The purpose of this paper is to analyze the attribute preferences of buyers of branded pulses and to study the differences in preferences between consumers who purchase from traditional retail stores and those who purchase from modern retail stores.
A total of 300 respondents (150 respondents from traditional and 150 respondents from modern retail outlet) participated in the study. Conjoint analysis was used to assess the consumers’ attribute preferences for branded pulses.
For both traditional and modern retail outlets, profile with highest utility was the profile with established brand, low price, high quality and normal packaging.
Shoppers of traditional and modern retail outlets have similar attribute preferences for branded pulses. Hence, it can be concluded that the purchase point makes no difference in consumer attribute preferences.
Results indicate that in both traditional and modern retail outlet customers prefer the same profile of attributes. Two important attributes determining their purchase are also the same. Hence a company entering into the sale of branded pulses will have to focus on these two important attributes irrespective of the purchase point.
The topic is relatively less researched in emerging markets especially where both branded pulses and organized retail are in their nascent stages.
This chapter presents a cultural re-interpretation of race/ethnicity and sexuality in the American academy from the perspective of a gay man originally from India settled…
This chapter presents a cultural re-interpretation of race/ethnicity and sexuality in the American academy from the perspective of a gay man originally from India settled in the United States for more than 22 years. The reflection is based on experiences in graduate education in the United States during the closing decade of the 20th century.
The author employs a personal critical narrative, gaining insights and developing an alternative “voice” of race/ethnicity and sexuality other than what gets reported in the mainstream media and contrary to stereotyped representations. It involved resisting real and/or imagined lapses emerging in Asian-Indian contexts in areas such as ethnic gender role differentiation, heterosexism, improper academic practices, and unethical intellectual property infringement, while at the same time questioning the limitations of American gay white hegemonic dictates in a journey of self-discovery and self-growth.
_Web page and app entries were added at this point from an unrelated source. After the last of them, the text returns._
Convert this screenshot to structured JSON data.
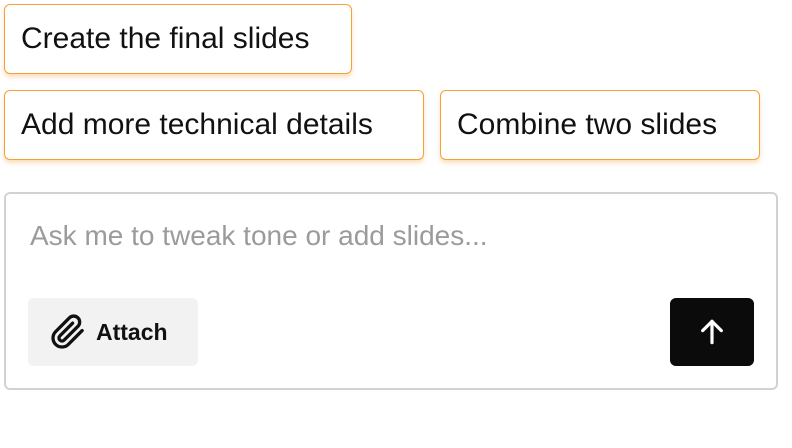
{
  "suggestions": [
    {
      "label": "Create the final slides"
    },
    {
      "label": "Add more technical details"
    },
    {
      "label": "Combine two slides"
    }
  ],
  "composer": {
    "placeholder": "Ask me to tweak tone or add slides...",
    "attach_label": "Attach",
    "attach_icon": "paperclip-icon",
    "send_icon": "arrow-up-icon"
  },
  "colors": {
    "chip_border": "#f4a13a",
    "send_button_bg": "#0b0b0b",
    "attach_button_bg": "#f2f2f2",
    "placeholder_text": "#9b9b9b"
  }
}
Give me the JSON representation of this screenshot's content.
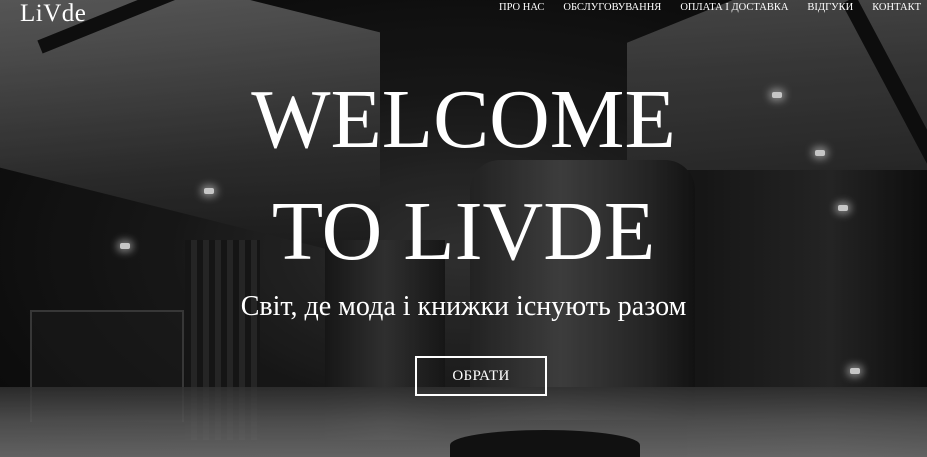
{
  "header": {
    "logo": "LiVde",
    "nav": [
      {
        "label": "ПРО НАС"
      },
      {
        "label": "ОБСЛУГОВУВАННЯ"
      },
      {
        "label": "ОПЛАТА І ДОСТАВКА"
      },
      {
        "label": "ВІДГУКИ"
      },
      {
        "label": "КОНТАКТ"
      }
    ]
  },
  "hero": {
    "title_line1": "WELCOME",
    "title_line2": "TO LIVDE",
    "subtitle": "Світ, де мода і книжки існують разом",
    "cta_label": "ОБРАТИ"
  },
  "colors": {
    "text": "#ffffff",
    "background": "#0b0b0b"
  }
}
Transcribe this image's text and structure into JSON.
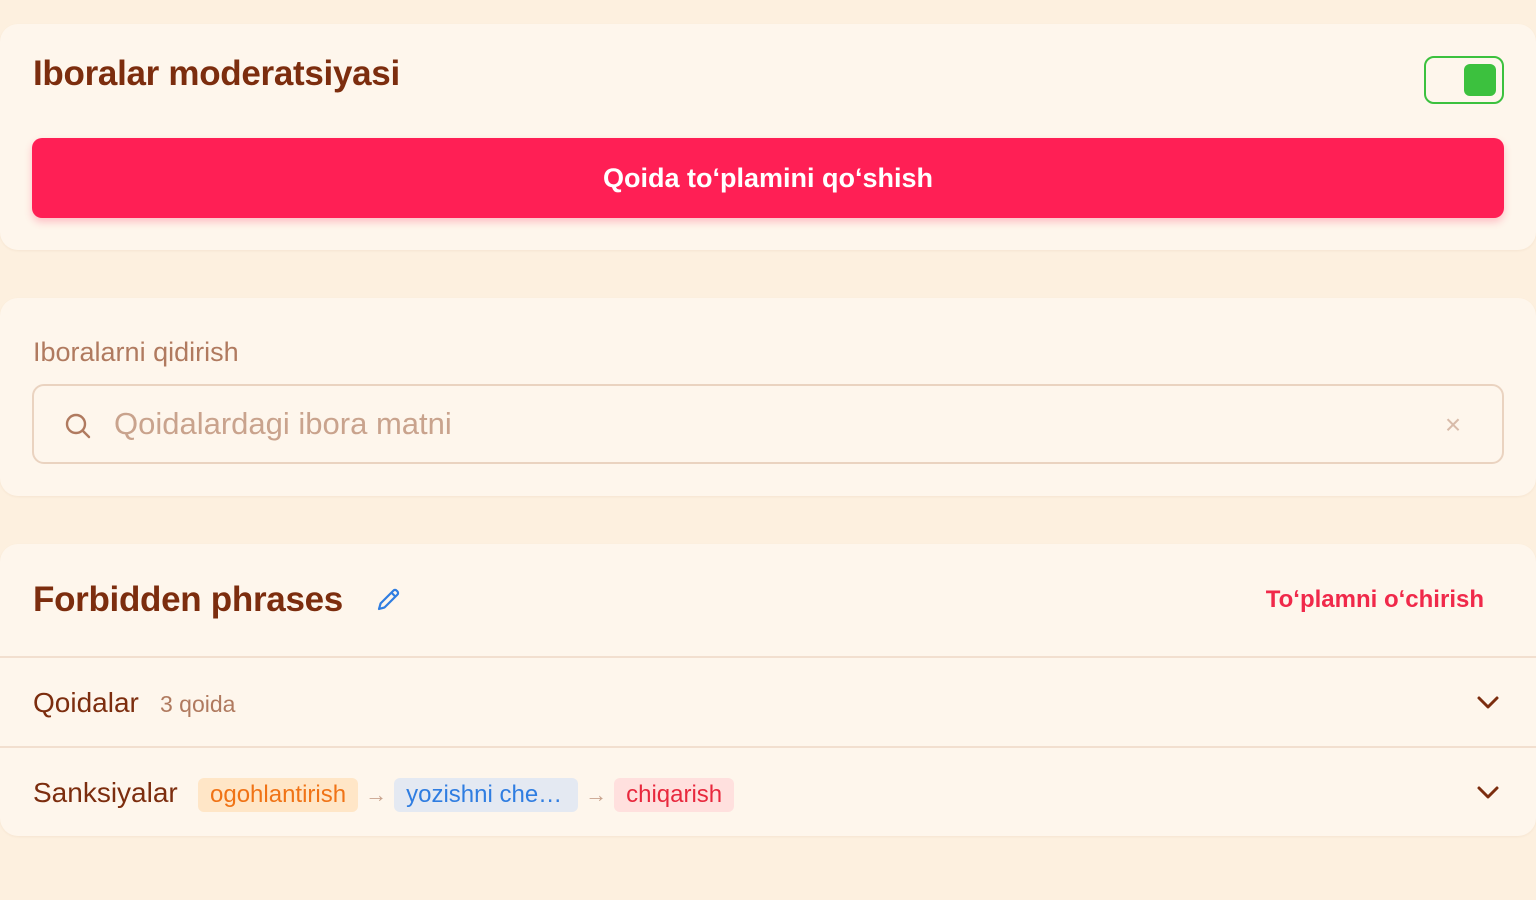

The chapter identifies select strategies in the provision of information services that, had they been available during the author’s graduate education, would have better addressed (and supported) efforts to deconstruct and understand perceptions of unjust/prejudiced behaviors. The insights are meant to provide future directions to both individuals and institutions that are coping with similar needs, situations, and perceptions of people who are stuck between a rock and hard place owing to intersections in their multiple (and seemingly conflicting) identities (e.g., based on race/ethnicity and sexuality). The chapter calls for a more inclusive understanding of diversity-information-leadership intersections to better respond to the needs of such marginalized individuals and communities.